Tasmania is renowned for the rich heritage of historic buildings but even by Tasmania's standards, The Manse in Kempton, built in the early 1840's from convict made bricks in Old Colonial Regency style, the architectural style is rare and significant. The Manse was built for Reverend Joseph Beazley, the first minister of the Congregational Church in the Green Ponds area. Beazley arrived in Van Diemen’s Land in 1836 and it wasn’t long before he had chosen Green Ponds to be the centre of his missionary work.
He worked tirelessly around the area to promote his ideals and the teachings of the Congregational Church and it is reported that he was received in every area he visited with kindness and cordiality. The Reverend Mr Beazley was a great promoter of education and worked hard to guide the people of Green Ponds away from the torrents of vice that he believed was all to prevalent in the township.
This notable building is single storey with a hipped roof, subtle pilasters and horizontal banding on the façade, three multi-paned windows and a dormer window. Unusual for the period, the building is sited well back from the road providing a front garden and privacy for the residence. The original fifteen paned windows are generous and well positioned and throw wonderful light into the well proportioned rooms.
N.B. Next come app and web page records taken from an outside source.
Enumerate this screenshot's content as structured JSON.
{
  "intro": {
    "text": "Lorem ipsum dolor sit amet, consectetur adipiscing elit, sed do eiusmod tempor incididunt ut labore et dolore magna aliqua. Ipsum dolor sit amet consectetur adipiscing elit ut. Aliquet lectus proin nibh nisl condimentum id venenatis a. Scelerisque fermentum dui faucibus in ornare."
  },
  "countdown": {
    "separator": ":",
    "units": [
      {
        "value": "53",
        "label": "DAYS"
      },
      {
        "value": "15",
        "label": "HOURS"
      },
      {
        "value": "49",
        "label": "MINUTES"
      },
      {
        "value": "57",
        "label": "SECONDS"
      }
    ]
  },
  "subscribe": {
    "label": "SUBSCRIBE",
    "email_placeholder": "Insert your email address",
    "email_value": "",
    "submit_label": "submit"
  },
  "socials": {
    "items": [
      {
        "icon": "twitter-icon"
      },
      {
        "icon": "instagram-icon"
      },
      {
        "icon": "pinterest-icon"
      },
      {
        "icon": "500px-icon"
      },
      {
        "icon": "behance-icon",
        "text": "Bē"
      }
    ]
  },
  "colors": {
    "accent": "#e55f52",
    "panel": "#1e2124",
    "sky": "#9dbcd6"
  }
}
The Manse is built to an unusual design, having its main entrance facing away from the street, located on the side of the building. Enter by the six panel Cedar side door with fan light and the impression is one of harmony and originality; it is the perfect property to showcase a treasure-trove of early furniture, artwork and collectables. The accommodation is generous with an elegant sitting room, lounge and adjoined dining room, separate kitchen with access to the original cellar, two double bedrooms (one bedroom is currently being used as a library) and a bathroom. Upstairs are two double bedrooms, recently upgraded bathroom and storage area.
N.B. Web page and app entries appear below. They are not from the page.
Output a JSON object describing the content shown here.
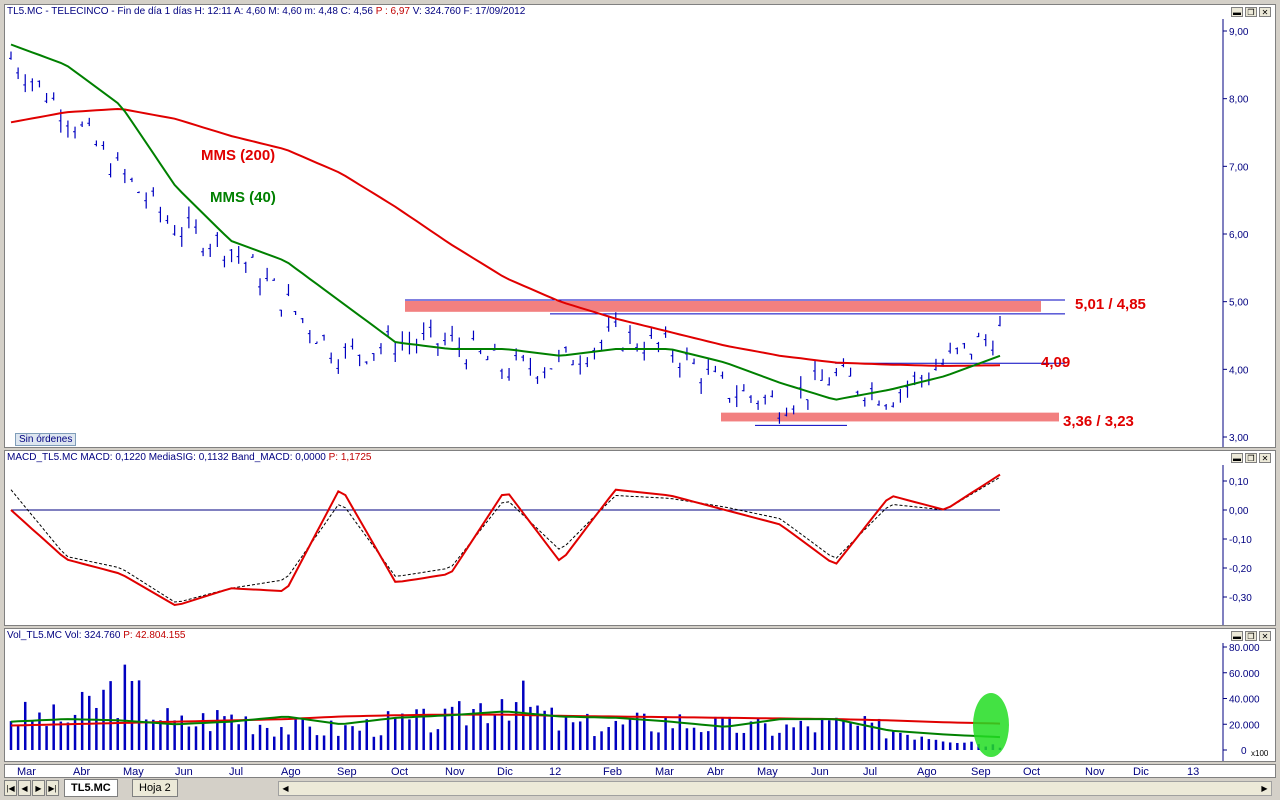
{
  "price_panel": {
    "header": "TL5.MC - TELECINCO - Fin de día 1 días  H: 12:11  A: 4,60  M: 4,60  m: 4,48  C: 4,56  ",
    "header_change": "P : 6,97",
    "header_tail": "  V: 324.760  F: 17/09/2012",
    "label_mms200": "MMS (200)",
    "label_mms40": "MMS (40)",
    "label_resistance": "5,01 / 4,85",
    "label_mid": "4,09",
    "label_support": "3,36 / 3,23",
    "sin_ordenes": "Sin órdenes",
    "y_ticks": [
      "9,00",
      "8,00",
      "7,00",
      "6,00",
      "5,00",
      "4,00",
      "3,00"
    ]
  },
  "macd_panel": {
    "header": "MACD_TL5.MC  MACD: 0,1220  MediaSIG: 0,1132  Band_MACD: 0,0000  ",
    "header_p": "P: 1,1725",
    "y_ticks": [
      "0,10",
      "0,00",
      "-0,10",
      "-0,20",
      "-0,30"
    ]
  },
  "vol_panel": {
    "header": "Vol_TL5.MC  Vol: 324.760  ",
    "header_p": "P: 42.804.155",
    "y_ticks": [
      "80.000",
      "60.000",
      "40.000",
      "20.000",
      "0"
    ],
    "unit": "x100"
  },
  "x_labels": [
    "Mar",
    "Abr",
    "May",
    "Jun",
    "Jul",
    "Ago",
    "Sep",
    "Oct",
    "Nov",
    "Dic",
    "12",
    "Feb",
    "Mar",
    "Abr",
    "May",
    "Jun",
    "Jul",
    "Ago",
    "Sep",
    "Oct",
    "Nov",
    "Dic",
    "13"
  ],
  "tabs": [
    "TL5.MC",
    "Hoja 2"
  ],
  "colors": {
    "price": "#0000c0",
    "mms200": "#e00000",
    "mms40": "#008000",
    "band": "#f28080",
    "highlight": "#22dd22"
  },
  "chart_data": [
    {
      "type": "line",
      "title": "TL5.MC - TELECINCO",
      "ylim": [
        2.9,
        9.25
      ],
      "x": [
        "Mar",
        "Abr",
        "May",
        "Jun",
        "Jul",
        "Ago",
        "Sep",
        "Oct",
        "Nov",
        "Dic",
        "12",
        "Feb",
        "Mar",
        "Abr",
        "May",
        "Jun",
        "Jul",
        "Ago",
        "Sep"
      ],
      "series": [
        {
          "name": "TL5.MC",
          "values": [
            8.6,
            7.8,
            6.9,
            6.1,
            5.8,
            5.0,
            4.2,
            4.4,
            4.4,
            4.0,
            4.1,
            4.5,
            4.3,
            3.7,
            3.5,
            3.9,
            3.6,
            4.1,
            4.56
          ]
        },
        {
          "name": "MMS (200)",
          "values": [
            7.65,
            7.8,
            7.85,
            7.7,
            7.45,
            7.25,
            6.9,
            6.4,
            5.85,
            5.35,
            5.0,
            4.75,
            4.55,
            4.35,
            4.2,
            4.1,
            4.07,
            4.05,
            4.06
          ]
        },
        {
          "name": "MMS (40)",
          "values": [
            8.8,
            8.5,
            7.9,
            6.7,
            5.9,
            5.6,
            5.0,
            4.4,
            4.3,
            4.3,
            4.2,
            4.3,
            4.3,
            4.1,
            3.8,
            3.55,
            3.7,
            3.9,
            4.2
          ]
        }
      ],
      "levels": {
        "resistance": [
          5.01,
          4.85
        ],
        "mid": 4.09,
        "support": [
          3.36,
          3.23
        ]
      }
    },
    {
      "type": "line",
      "title": "MACD_TL5.MC",
      "ylim": [
        -0.4,
        0.15
      ],
      "x": [
        "Mar",
        "Abr",
        "May",
        "Jun",
        "Jul",
        "Ago",
        "Sep",
        "Oct",
        "Nov",
        "Dic",
        "12",
        "Feb",
        "Mar",
        "Abr",
        "May",
        "Jun",
        "Jul",
        "Ago",
        "Sep"
      ],
      "series": [
        {
          "name": "MACD",
          "values": [
            0.0,
            -0.17,
            -0.22,
            -0.33,
            -0.27,
            -0.28,
            0.08,
            -0.25,
            -0.22,
            0.07,
            -0.18,
            0.07,
            0.05,
            0.0,
            -0.05,
            -0.19,
            0.05,
            0.0,
            0.122
          ]
        },
        {
          "name": "MediaSIG",
          "values": [
            0.07,
            -0.16,
            -0.2,
            -0.32,
            -0.27,
            -0.24,
            0.03,
            -0.23,
            -0.2,
            0.04,
            -0.14,
            0.05,
            0.04,
            0.01,
            -0.03,
            -0.17,
            0.02,
            0.0,
            0.113
          ]
        }
      ]
    },
    {
      "type": "bar",
      "title": "Vol_TL5.MC",
      "ylim": [
        0,
        85000
      ],
      "unit": "x100",
      "highlight": "last",
      "series": [
        {
          "name": "Vol",
          "values": [
            30000,
            26000,
            55000,
            22000,
            30000,
            20000,
            18000,
            24000,
            25000,
            50000,
            22000,
            21000,
            26000,
            20000,
            19000,
            22000,
            18000,
            12000,
            3247.6
          ]
        },
        {
          "name": "MA short",
          "values": [
            22000,
            24000,
            23000,
            20000,
            22000,
            26000,
            20000,
            25000,
            27000,
            30000,
            26000,
            25000,
            22000,
            18000,
            24000,
            24000,
            15000,
            12000,
            10000
          ]
        },
        {
          "name": "MA long",
          "values": [
            19000,
            20000,
            21000,
            22000,
            23000,
            24000,
            26000,
            27000,
            27500,
            27500,
            26500,
            26000,
            25500,
            25000,
            24500,
            24000,
            23000,
            21500,
            20500
          ]
        }
      ]
    }
  ]
}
The property sits on the original grant of 4262 square metres with a mature garden to the rear of the home and falls away in a gentle sloping paddock to the Green Ponds Rivulet. There is an old stable in the paddock and sheep that belong to a neighbor graze the area. This beautiful building is currently a private residence. During renovations undertaken on the premises, letters were found at the property along with other correspondence including minutes of meetings and tickets to local social events.